The satisfaction that first came from solving problems in mathematics now fuels Joyce Yen in her pursuit to solve issues in equity, diversity, and inclusion at the faculty level.
Yen is the director of the University of Washington’s ADVANCE Center for Institutional Change, a program funded by the National Science Foundation that works to improve the academic climate for women not only at Washington, but also across the nation. Since 2003, Yen has helped lead 13 grants, worth a total of more than $6.7 million, to advance women faculty in science, engineering, and mathematics.
“I get to read the most interesting things. I synthesize knowledge across different disciplines and ‘teach out’ that knowledge in many different ways,” said Yen, a 1995 graduate of the University of Nebraska–Lincoln in mathematics. “I like being a connector. A lot of what I do is synthesizing and connecting information to someone else who might not know that information and to whom that information could be perspective-changing.”
After earning her master’s and doctoral degrees in industrial and operations engineering at the University of Michigan, Yen first came to Washington as a tenure-track assistant professor. Only a few months afterward, the ADVANCE grant was awarded. Yen joined its team about two years later and was named director in 2015.The Hastings native returned to Nebraska in October 2019 and spoke to UNL Math Club students about her perspective on the continual impact that identity can have on shaping mathematics.
“You might think math is just math, that it’s not something our identities impact, but in this book I just read called ‘The Invisible Women,’ the author shares a story of a female math professor who saw an analogy between crocheted patterns and the concept of hyperbolic planes,” Yen said. “Her experiences with knitting and crocheting informed her mathematical view of the world, and she created models that everybody can use in a way no one else had done before. That’s a beautiful example of, even when you think identity is not informing math, it is.”
Yen knows what kind of impact she likes to make—with work that is “high touch, high impact.” She often partners with administrators in diversity positions at the university level, but she finds herself most useful when she clearly understands the scope of her work and can “push the boundaries.”
While she focuses on faculty, everything she does has a parallel application to students.

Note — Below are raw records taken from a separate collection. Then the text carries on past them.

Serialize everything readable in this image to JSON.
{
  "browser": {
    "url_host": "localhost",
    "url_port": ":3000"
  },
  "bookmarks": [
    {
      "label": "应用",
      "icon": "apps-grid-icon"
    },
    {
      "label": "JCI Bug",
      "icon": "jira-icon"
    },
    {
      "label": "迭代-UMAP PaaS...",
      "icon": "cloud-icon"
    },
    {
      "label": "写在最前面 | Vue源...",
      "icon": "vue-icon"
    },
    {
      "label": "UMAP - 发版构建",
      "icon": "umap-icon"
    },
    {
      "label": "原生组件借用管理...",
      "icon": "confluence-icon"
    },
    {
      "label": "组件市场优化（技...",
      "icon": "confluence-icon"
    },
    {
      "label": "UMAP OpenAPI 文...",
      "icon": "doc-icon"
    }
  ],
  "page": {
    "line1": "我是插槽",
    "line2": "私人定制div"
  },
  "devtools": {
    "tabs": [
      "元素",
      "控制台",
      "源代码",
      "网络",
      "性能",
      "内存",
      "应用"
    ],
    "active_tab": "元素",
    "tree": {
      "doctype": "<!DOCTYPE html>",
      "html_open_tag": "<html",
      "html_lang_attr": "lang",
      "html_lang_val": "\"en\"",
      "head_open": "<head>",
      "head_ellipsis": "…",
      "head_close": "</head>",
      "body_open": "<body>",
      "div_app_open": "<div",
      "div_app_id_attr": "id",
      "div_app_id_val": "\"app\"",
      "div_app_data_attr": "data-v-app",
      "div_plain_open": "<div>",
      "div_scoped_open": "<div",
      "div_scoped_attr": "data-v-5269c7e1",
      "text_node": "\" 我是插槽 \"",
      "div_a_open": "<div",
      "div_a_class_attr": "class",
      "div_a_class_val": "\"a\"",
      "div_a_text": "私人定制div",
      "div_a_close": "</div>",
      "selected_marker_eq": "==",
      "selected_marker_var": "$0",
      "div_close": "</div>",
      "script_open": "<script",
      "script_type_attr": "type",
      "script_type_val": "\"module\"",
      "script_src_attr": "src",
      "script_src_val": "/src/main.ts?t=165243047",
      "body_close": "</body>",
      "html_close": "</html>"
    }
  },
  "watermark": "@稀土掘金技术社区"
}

“I think diversity positions are incredibly important. You have to have somebody at the table, at the highest level, in all of those important meetings, asking those questions,” said Yen, a winner of Washington’s College of Engineering Professional Staff Innovator Award in 2007 and the David B. Thorud Leadership Award in 2012. “Our vice dean says that ADVANCE can start to ‘socialize’ people. We socialize different conversations, ideas and concepts in a targeted way to science and engineering departments.”
Yen recently wrote about diversity and leadership for a blog. In her research, she has found that it’s not about getting diversity training, but rather it’s about receiving leadership training that helps people become informed about how to actively participate and think about their individual roles in either perpetuating or changing the status quo.
“How do we change structures and systems in large, and small, ways?” Yen said. “There are so many smaller things we can do that can positively move us in a positive direction, to start tilting us in a different way. If you’re from a well-represented group and all of your people look like you, then reach out and bring others who don’t look like you into your group.”
Yen’s fondest memories of college at Nebraska stem from her freshmen Honors Calculus course with Professor Tom Shores, where she met the highly talented cohort of students who are still her best friends today.
“Everyone knew who I was. I felt seen,” said Yen, a 2004 winner of the Outstanding Young Alumni Award from the Nebraska Alumni Association. “The department and the Honors program fostered community building amongst the students. I think the UNL math faculty praised the outstanding female students so readily that it never felt like they didn’t believe in us.”
Her senior honors thesis work with Professor Steve Dunbar on graduate student teaching-assistant scheduling also was published in the journal Mathematica in Education.
Dunbar, who was vice chair and teaching an operations research course at the time, recalled that before Yen took on this scheduling project, it used to take him three to five hours to make teaching assignments without any time conflicts.
“Once Joyce worked it all out, it got the process down to an hour or an hour and a half,” Dunbar said. “It drastically simplified my life and was much more efficient. Publishing her work in the journal made sure she got some credit and attention for the work that she did. We also worked with Jennifer Meyer, faculty in the College of Business, and Jennifer realized it was a version of the ‘assignment problem.’ Once she told Joyce how to go about it, that unlocked the gate and it went pretty easily from there.”
Yen, who also received an Academic All-American honorable mention in USA Today in 1995, can see the influence of pursuing a variety of interests in high school and college on the skills she now possesses. As a workshop facilitator, she credits an experience at Girls State where she watched a fellow classmate give a speech in which she intentionally turned and spoke to both sides of the room, equally, as an example of picking up skills in many different places.
“You just never know when you’re getting some nugget somewhere, some information, advice, or skill that you synthesize into who you are today,” Yen said.
– Lindsay Augustyn, UNL CSMCE